Waving Tree 2007 Zinplify Red Wine
August 7, 2009 by Erin Thomas
*Bottle #71: Waving Tree 2007 Columbia Valley Zinplify Red Table Wine
*Price Tag: $12
*Running Tab: $985
Back in April of 2008, I thought Waving Tree Winery’s Barbera was the bee’s knees. Albeit, I was honestly and thoroughly impressed with their 2005 $15 Columbia Valley Barbera and I do so love reading old reviews with how innocent I once was…
Now that I’m tarnished, debauched and fully blown with unwarranted snobbery, astoundingly positive verdicts on table wines are far and few between.
It’s like growing up, when all those simple pleasures of childhood now seem silly and juvenile and you long for the days in which those pleasures still satisfied.

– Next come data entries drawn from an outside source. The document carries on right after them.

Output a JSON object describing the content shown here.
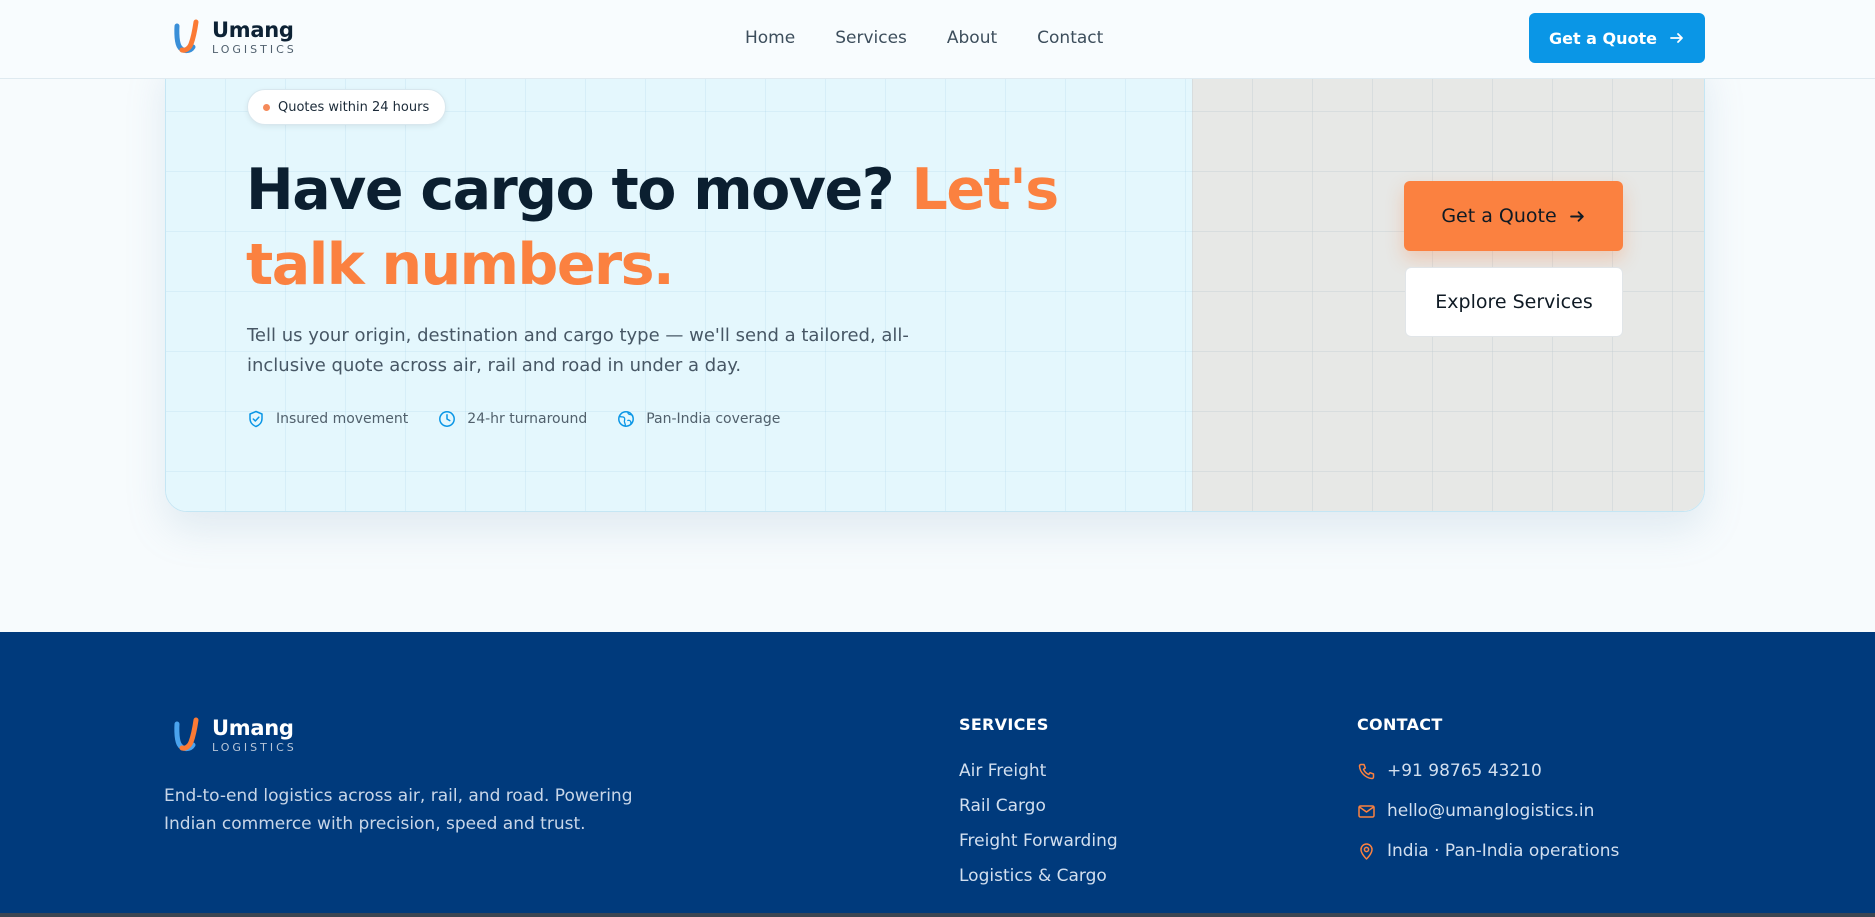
{
  "header": {
    "brand_name": "Umang",
    "brand_sub": "LOGISTICS",
    "nav": [
      "Home",
      "Services",
      "About",
      "Contact"
    ],
    "cta_label": "Get a Quote"
  },
  "hero": {
    "badge": "Quotes within 24 hours",
    "headline_main": "Have cargo to move? ",
    "headline_accent": "Let's talk numbers.",
    "description": "Tell us your origin, destination and cargo type — we'll send a tailored, all-inclusive quote across air, rail and road in under a day.",
    "features": [
      {
        "icon": "shield-check-icon",
        "label": "Insured movement"
      },
      {
        "icon": "clock-icon",
        "label": "24-hr turnaround"
      },
      {
        "icon": "globe-icon",
        "label": "Pan-India coverage"
      }
    ],
    "primary_cta": "Get a Quote",
    "secondary_cta": "Explore Services"
  },
  "footer": {
    "brand_name": "Umang",
    "brand_sub": "LOGISTICS",
    "description": "End-to-end logistics across air, rail, and road. Powering Indian commerce with precision, speed and trust.",
    "services_title": "SERVICES",
    "services": [
      "Air Freight",
      "Rail Cargo",
      "Freight Forwarding",
      "Logistics & Cargo"
    ],
    "contact_title": "CONTACT",
    "contact": [
      {
        "icon": "phone-icon",
        "text": "+91 98765 43210"
      },
      {
        "icon": "mail-icon",
        "text": "hello@umanglogistics.in"
      },
      {
        "icon": "map-pin-icon",
        "text": "India · Pan-India operations"
      }
    ]
  },
  "colors": {
    "brand_blue": "#0a96e6",
    "accent_orange": "#fb8140",
    "footer_navy": "#003a7c",
    "heading_dark": "#0b1f30"
  }
}
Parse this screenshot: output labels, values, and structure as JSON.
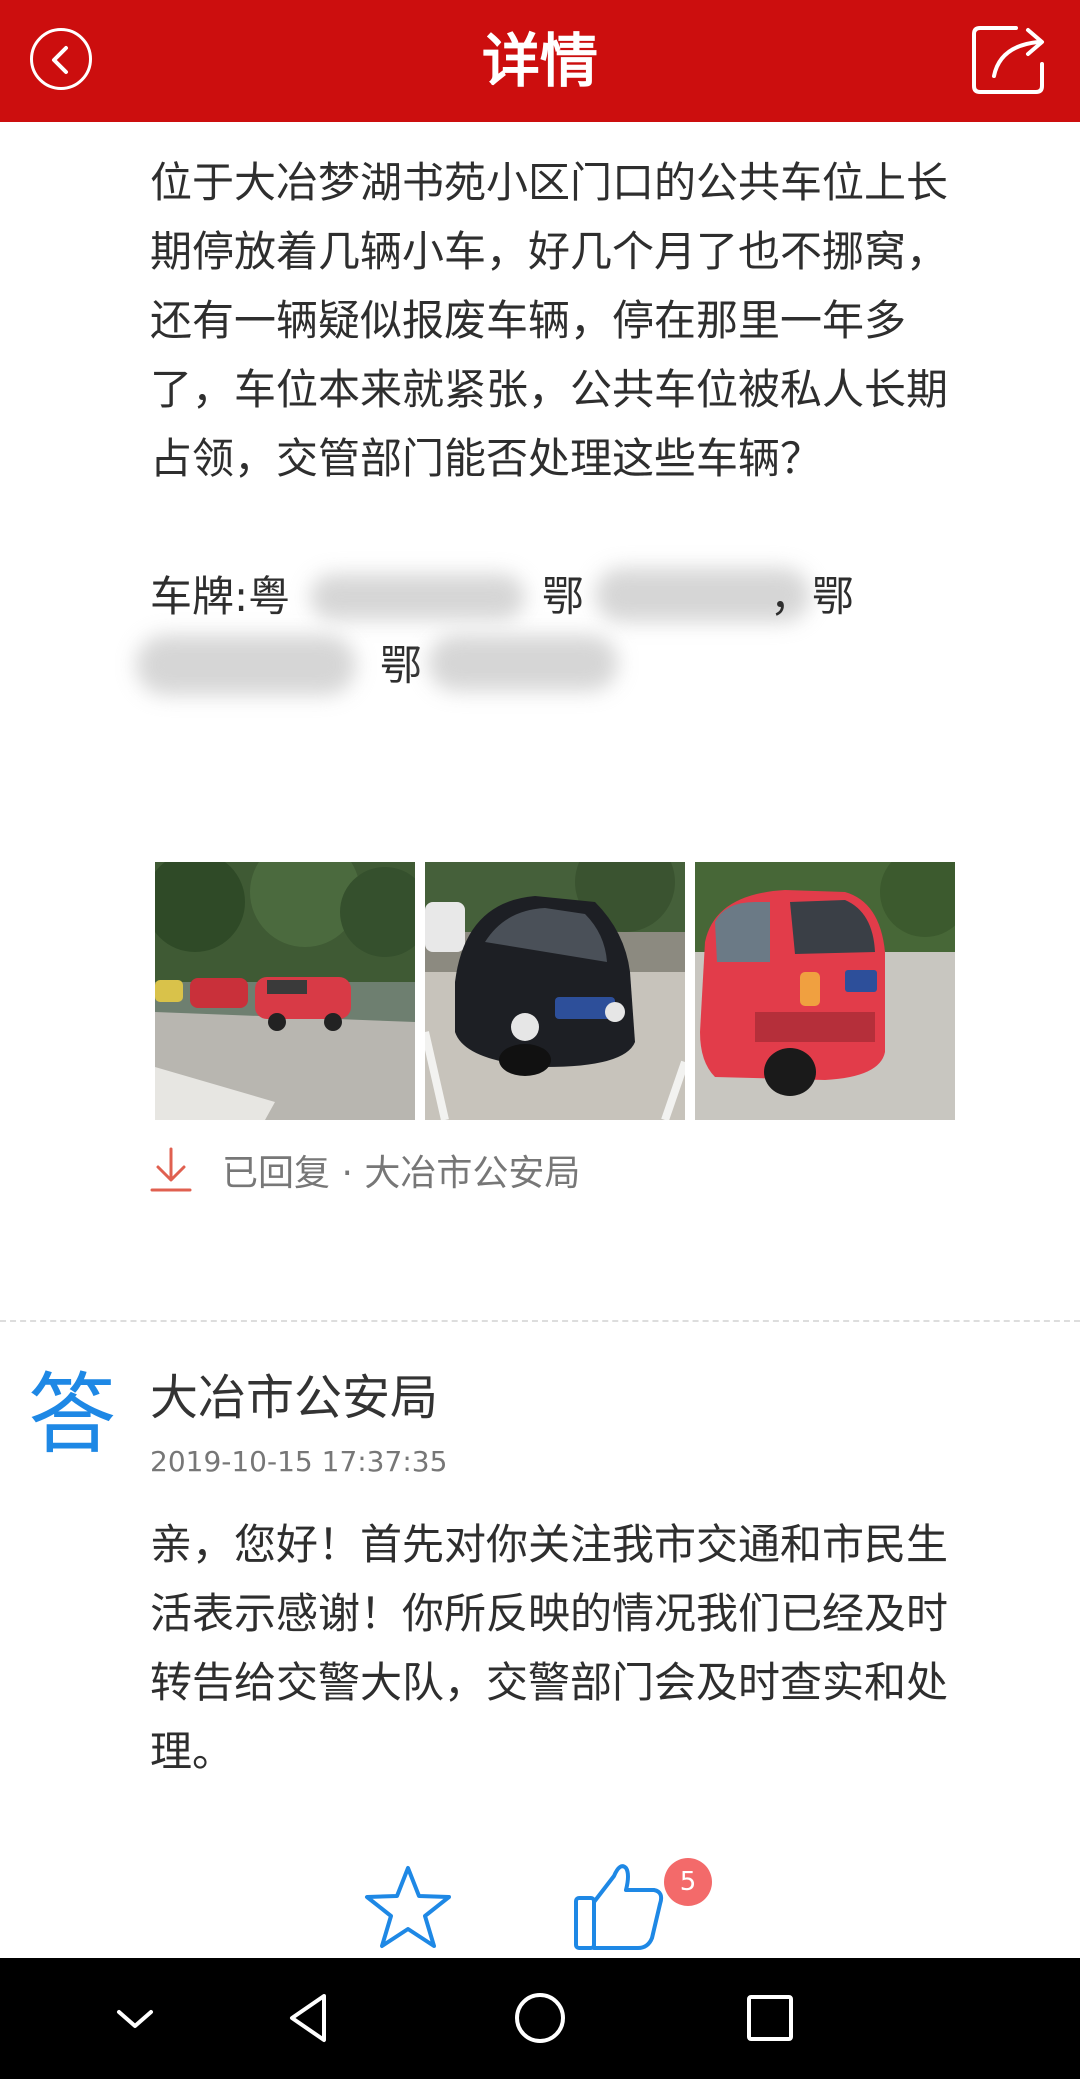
{
  "header": {
    "title": "详情",
    "back_icon": "chevron-left-icon",
    "share_icon": "share-icon",
    "bg_color": "#cc0e0e"
  },
  "question": {
    "text": "位于大冶梦湖书苑小区门口的公共车位上长期停放着几辆小车，好几个月了也不挪窝，还有一辆疑似报废车辆，停在那里一年多了，车位本来就紧张，公共车位被私人长期占领，交管部门能否处理这些车辆？",
    "plates_label": "车牌:粤",
    "plate_2_prefix": "鄂",
    "plate_3_prefix": "，鄂",
    "plate_4_prefix": "鄂"
  },
  "photos": [
    {
      "name": "photo-parked-cars-row"
    },
    {
      "name": "photo-black-sedan"
    },
    {
      "name": "photo-red-hatchback"
    }
  ],
  "reply_status": {
    "text": "已回复 · 大冶市公安局",
    "icon": "download-arrow-icon"
  },
  "answer": {
    "mark": "答",
    "author": "大冶市公安局",
    "timestamp": "2019-10-15 17:37:35",
    "text": "亲，您好！首先对你关注我市交通和市民生活表示感谢！你所反映的情况我们已经及时转告给交警大队，交警部门会及时查实和处理。"
  },
  "actions": {
    "favorite_icon": "star-icon",
    "like_icon": "thumbs-up-icon",
    "like_count": "5"
  },
  "nav": {
    "icons": [
      "chevron-down-icon",
      "back-triangle-icon",
      "home-circle-icon",
      "recents-square-icon"
    ]
  },
  "colors": {
    "accent_red": "#cc0e0e",
    "answer_blue": "#1e88e5",
    "badge_red": "#f36a6a"
  }
}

And in some cases they do, like Waving Tree’s 2007 Zinplify, a wine described to me by winemaker and owner Terrance Adkins as “mostly Zin with maybe some Cab in there.” Adkins said his daughter was creating the label, wanted a catchy name and BAM – “mostly Zinfandel” red table wine was born as “Zinplify”.
In Washington state, Adkins informed me, a single varietal Zinfandel wine only has to be 85% Zinfandel to slap it on the label. He believes his 2007 red table wine to be somewhere along those lines…
Zin is peculiar because many regions claim to be the varietal’s origin. Croatia, Italy, re-rooting in Mother California, often holding the title as “America’s vine and wine…” It’s all debatable but the point is that Zin is not usually associated with Washington soils.
The vines typically grow best in climates of even keel warmth, not quite in the drastic heat that can shine down from the heavens like it does in Eastern Washington in most summers. The thin-skinned grapes tend to shrivel in extreme heat.
Passing that notion like it were roadkill on Hwy 2, Adkins popped out a “mostly Zin” red table wine, like many other Washington producers (try their neighbor Maryhill’s or Hard Row to Hoe’s in Chelan), that are defying the odds.
Zinfandels are highly recommended to be paired with food since they usually carry high acidity and even higher alcohol content. I find it’s not for reasons to keep you off your lips but more so that the wines themselves are a little more palatable.
Completely unintentionally, I didn’t touch the 2007 Zinplify until I was seated at the table and was digging into my food. But let me tell you, I am a phenomenal cook and this was an excellent pairing. Obviously.
What I like to do is pick the wine, then pick the meal. Since I was set on the Waving Tree, I thought lamb with a mixed berry compote and a side of beets salad would not only look pretty next to the purple stuff but might match its fruity characteristics. Yeah, I know I’ve paired beets with a white wine before on this blog and it’s the same recipe and it’s delicious and I wish you weren’t so judgmental.
Mary Had a Little Lamb and I Ate it With Zinplify Recipe
Mixed Berry Compote:
Bring 1 cup of water to a simmer with 2+ tablespoons of sugar, stirring constantly to build up a consistency for about 3 minutes. Add mixed berries (I used blueberries, raspberries and blackberries) and continue to simmer and stir until thickened and berries have burst. Feel free to add a little milk to cream it a bit. Serve hot.
Rub with chopped rosemary (about 2 sprigs), shallots (1 clove), salt and pepper. Grill for 4 minutes on both sides for medium rare meat. Remove from grill, plate and compote that shiz.
Voila. Dish delish and wine to pine after.
Next to the din a la awesome, Zinplify came ready with dark berries, dried figs, spice and an herbal undertone. Juicy with ripe fruit, the palate had great acid with figs again and blackberries, raspberries to match the compote. Supple tannins allowed for a mellow and simplified mouthfeel… Wait one second…
It simply was what it said it was. A simplified, easy drinking Zin. Such a wine, when consumed without said delicious meal, might loose a titch of its fervor but when Zinplify is drank as it is supposed to be, it’s sole purpose has been fulfilled. So, all things considered…